Records from a collection:
================
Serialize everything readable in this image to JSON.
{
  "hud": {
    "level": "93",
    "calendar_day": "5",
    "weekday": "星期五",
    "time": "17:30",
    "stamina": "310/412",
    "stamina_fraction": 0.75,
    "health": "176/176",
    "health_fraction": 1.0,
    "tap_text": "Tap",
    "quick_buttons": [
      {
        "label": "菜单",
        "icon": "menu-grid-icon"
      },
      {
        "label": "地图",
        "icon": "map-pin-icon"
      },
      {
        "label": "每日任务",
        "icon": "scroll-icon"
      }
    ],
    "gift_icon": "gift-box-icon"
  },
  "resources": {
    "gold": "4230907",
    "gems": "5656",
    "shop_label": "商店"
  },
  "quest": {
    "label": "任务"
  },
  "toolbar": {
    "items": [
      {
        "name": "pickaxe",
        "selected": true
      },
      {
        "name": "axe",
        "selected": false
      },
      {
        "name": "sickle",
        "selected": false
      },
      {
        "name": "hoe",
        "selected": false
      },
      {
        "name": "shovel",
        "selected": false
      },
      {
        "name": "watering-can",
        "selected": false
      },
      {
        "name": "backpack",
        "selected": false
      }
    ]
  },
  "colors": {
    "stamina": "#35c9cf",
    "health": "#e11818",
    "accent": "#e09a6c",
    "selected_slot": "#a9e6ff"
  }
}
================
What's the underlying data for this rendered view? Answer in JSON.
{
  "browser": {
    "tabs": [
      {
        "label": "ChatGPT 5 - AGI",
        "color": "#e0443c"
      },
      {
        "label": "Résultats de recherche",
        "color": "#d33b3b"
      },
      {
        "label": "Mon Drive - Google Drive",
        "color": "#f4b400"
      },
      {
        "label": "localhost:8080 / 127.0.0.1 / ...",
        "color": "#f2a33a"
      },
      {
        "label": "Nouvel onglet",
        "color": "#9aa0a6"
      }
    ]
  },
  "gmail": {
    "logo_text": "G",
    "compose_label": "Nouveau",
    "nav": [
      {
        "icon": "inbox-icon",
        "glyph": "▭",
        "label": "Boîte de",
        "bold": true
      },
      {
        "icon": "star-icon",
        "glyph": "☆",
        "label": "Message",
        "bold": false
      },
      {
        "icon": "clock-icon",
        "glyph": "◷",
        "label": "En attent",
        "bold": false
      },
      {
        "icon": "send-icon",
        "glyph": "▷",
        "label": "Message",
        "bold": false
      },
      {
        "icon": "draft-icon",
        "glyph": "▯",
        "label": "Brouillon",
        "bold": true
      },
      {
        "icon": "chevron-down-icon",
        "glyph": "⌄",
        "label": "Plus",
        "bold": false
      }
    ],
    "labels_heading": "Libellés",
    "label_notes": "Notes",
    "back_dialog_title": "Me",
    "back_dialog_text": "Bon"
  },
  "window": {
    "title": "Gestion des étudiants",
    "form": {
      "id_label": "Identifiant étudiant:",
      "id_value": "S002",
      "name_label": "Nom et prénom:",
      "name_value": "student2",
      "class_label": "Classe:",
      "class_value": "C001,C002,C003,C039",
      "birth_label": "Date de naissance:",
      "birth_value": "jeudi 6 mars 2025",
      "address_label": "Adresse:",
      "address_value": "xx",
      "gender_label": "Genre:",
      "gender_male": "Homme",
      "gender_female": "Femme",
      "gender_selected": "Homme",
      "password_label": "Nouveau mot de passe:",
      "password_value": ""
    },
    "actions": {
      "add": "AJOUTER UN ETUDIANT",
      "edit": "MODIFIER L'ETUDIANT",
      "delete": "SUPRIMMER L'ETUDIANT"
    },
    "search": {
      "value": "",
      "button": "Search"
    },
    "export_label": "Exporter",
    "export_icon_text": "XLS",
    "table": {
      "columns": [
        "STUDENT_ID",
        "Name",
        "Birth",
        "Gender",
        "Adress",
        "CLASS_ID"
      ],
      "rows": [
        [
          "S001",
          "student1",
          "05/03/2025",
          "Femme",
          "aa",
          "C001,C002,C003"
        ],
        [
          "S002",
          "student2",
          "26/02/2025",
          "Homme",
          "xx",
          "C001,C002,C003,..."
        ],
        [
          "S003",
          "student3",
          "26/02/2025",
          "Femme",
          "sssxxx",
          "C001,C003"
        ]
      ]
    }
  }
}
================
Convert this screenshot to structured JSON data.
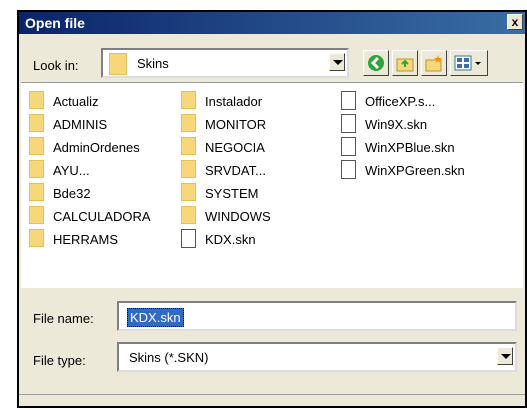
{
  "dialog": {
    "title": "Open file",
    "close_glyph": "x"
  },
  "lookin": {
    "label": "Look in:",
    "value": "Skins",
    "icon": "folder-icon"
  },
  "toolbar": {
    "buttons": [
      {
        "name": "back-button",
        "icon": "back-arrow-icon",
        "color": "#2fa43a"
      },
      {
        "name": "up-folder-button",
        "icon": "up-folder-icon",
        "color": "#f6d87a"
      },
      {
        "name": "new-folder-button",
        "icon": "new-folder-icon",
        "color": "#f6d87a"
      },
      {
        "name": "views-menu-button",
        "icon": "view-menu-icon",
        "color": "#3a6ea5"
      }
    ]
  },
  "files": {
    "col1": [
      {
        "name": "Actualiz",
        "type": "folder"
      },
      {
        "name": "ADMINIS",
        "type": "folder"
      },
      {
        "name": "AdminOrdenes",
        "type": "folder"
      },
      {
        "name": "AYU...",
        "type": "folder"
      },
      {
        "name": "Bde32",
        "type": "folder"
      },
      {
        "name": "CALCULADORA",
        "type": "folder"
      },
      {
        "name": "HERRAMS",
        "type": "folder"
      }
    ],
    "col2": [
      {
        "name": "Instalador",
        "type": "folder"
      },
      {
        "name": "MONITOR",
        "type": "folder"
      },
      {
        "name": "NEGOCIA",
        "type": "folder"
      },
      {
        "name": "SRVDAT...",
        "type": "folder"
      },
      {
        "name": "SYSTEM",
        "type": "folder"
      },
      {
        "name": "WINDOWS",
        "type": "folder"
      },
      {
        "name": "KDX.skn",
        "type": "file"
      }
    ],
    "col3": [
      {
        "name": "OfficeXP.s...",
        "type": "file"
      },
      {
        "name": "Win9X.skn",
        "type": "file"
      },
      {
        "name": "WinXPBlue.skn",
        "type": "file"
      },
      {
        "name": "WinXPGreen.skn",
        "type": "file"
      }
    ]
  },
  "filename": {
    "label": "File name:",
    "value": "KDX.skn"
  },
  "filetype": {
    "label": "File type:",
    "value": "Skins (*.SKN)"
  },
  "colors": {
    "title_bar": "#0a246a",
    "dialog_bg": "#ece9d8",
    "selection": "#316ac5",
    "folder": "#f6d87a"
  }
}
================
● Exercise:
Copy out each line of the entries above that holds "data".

● Written response:
What's the underlying data for this rendered view? Answer in JSON.
Convert this screenshot to structured JSON data.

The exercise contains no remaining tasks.